Then on the third day
After he had received the command from God, and from his setting out on his journey; for he had now travelled two days, Mount Moriah being forty miles from Beersheba, where Abraham dwelt F19; or, as others compute it, forty: Hebron F20 was twenty miles from Beersheba, and Jerusalem twenty two from Hebron; and to travel twenty miles a day on foot, as Isaac and the servants seem to have done, there being but one ass among them, was far enough in those hot countries. Now all this while Abraham had time to reconsider things in his mind, and deliberate thoroughly what he was going about; and by proceeding in it, after he had such leisure to revolve things in his mind, it appears that he was satisfied it was not an illusion, but an oracle of God he was going to obey; and that he did not do this rashly and hastily, and that his faith and obedience were sufficiently tried, and found genuine. The Jews F21 take great notice of this third day, and compare the passage with ( Hosea 6:2 ) ; and which they interpret of the third day of the resurrection; and the deliverance of Isaac on this third day was doubtless typical of Christ's resurrection from the dead on the third day; for from the time that Abraham had the command to offer up his son, he was reckoned no other by him than as one dead, from whence he received him in a figure on this third day, ( Hebrews 11:19 ) :
Abraham lift up his eyes, and saw the place afar off;
where he was to offer his Son. Baal Hatturim says, the word "place", by gematry, signifies Jerusalem: it seems by this, that as God had signified to Abraham that he would tell him of the place, and show it to him, where he was to sacrifice, so that he gave him a signal by which he might know it, which some of the Jewish writers F23 say was a cloud upon the mount; with which agrees the Targum of Jonathan,
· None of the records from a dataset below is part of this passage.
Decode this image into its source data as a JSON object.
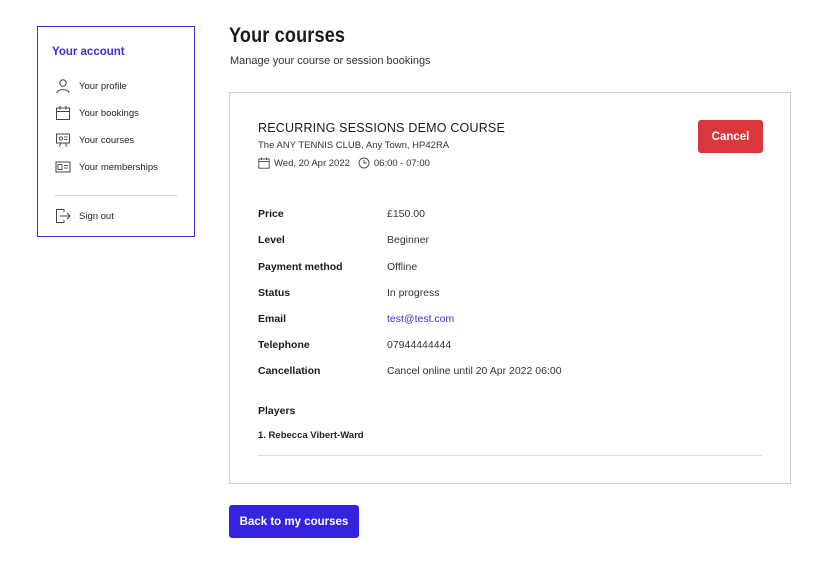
{
  "sidebar": {
    "title": "Your account",
    "items": [
      {
        "label": "Your profile",
        "icon": "user-icon"
      },
      {
        "label": "Your bookings",
        "icon": "calendar-icon"
      },
      {
        "label": "Your courses",
        "icon": "courses-icon"
      },
      {
        "label": "Your memberships",
        "icon": "membership-card-icon"
      }
    ],
    "sign_out": {
      "label": "Sign out",
      "icon": "sign-out-icon"
    }
  },
  "main": {
    "title": "Your courses",
    "subtitle": "Manage your course or session bookings"
  },
  "course": {
    "name": "RECURRING SESSIONS DEMO COURSE",
    "venue": "The ANY TENNIS CLUB, Any Town, HP42RA",
    "date": "Wed, 20 Apr 2022",
    "time": "06:00 - 07:00",
    "cancel_label": "Cancel",
    "details": [
      {
        "key": "Price",
        "value": "£150.00"
      },
      {
        "key": "Level",
        "value": "Beginner"
      },
      {
        "key": "Payment method",
        "value": "Offline"
      },
      {
        "key": "Status",
        "value": "In progress"
      },
      {
        "key": "Email",
        "value": "test@test.com"
      },
      {
        "key": "Telephone",
        "value": "07944444444"
      },
      {
        "key": "Cancellation",
        "value": "Cancel online until 20 Apr 2022 06:00"
      }
    ],
    "players_heading": "Players",
    "players": [
      "1.  Rebecca Vibert-Ward"
    ]
  },
  "back_button_label": "Back to my courses",
  "colors": {
    "accent": "#3b2fd1",
    "cancel": "#d9373b",
    "back_button": "#3424e0"
  }
}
``and Abraham lift up his eyes and saw the cloud of glory smoking upon the mountain, and he knew it afar off.''And others say F24, he saw the glory of the divine Majesty standing upon the mount, in a pillar of fire, reaching from earth to heaven; and they further observe, that the place where he was, when he saw this, was Zophim, a place not far from Jerusalem; and from hence, when the city and temple were built, a full view might be taken of them F25, from whence it had its name.
F19 Bunting's Travels, p. 57.
F20 Reland. Palestina illustrata, tom. 2. p. 620.
F21 Bereshit Rabba, sect. 56. fol. 49. 3.
F23 Bereshit Rabba, sect. 56. fol. 49. 3. Jarchi in loc.
F24 Pirke Eliezer, ut supra. (c. 31.)
F25 Gloss. in T. Bab. Beracot, fol. 49. 2. Schulchan Aruch, par. 1. Crach Chayim, c. 3. sect. 6.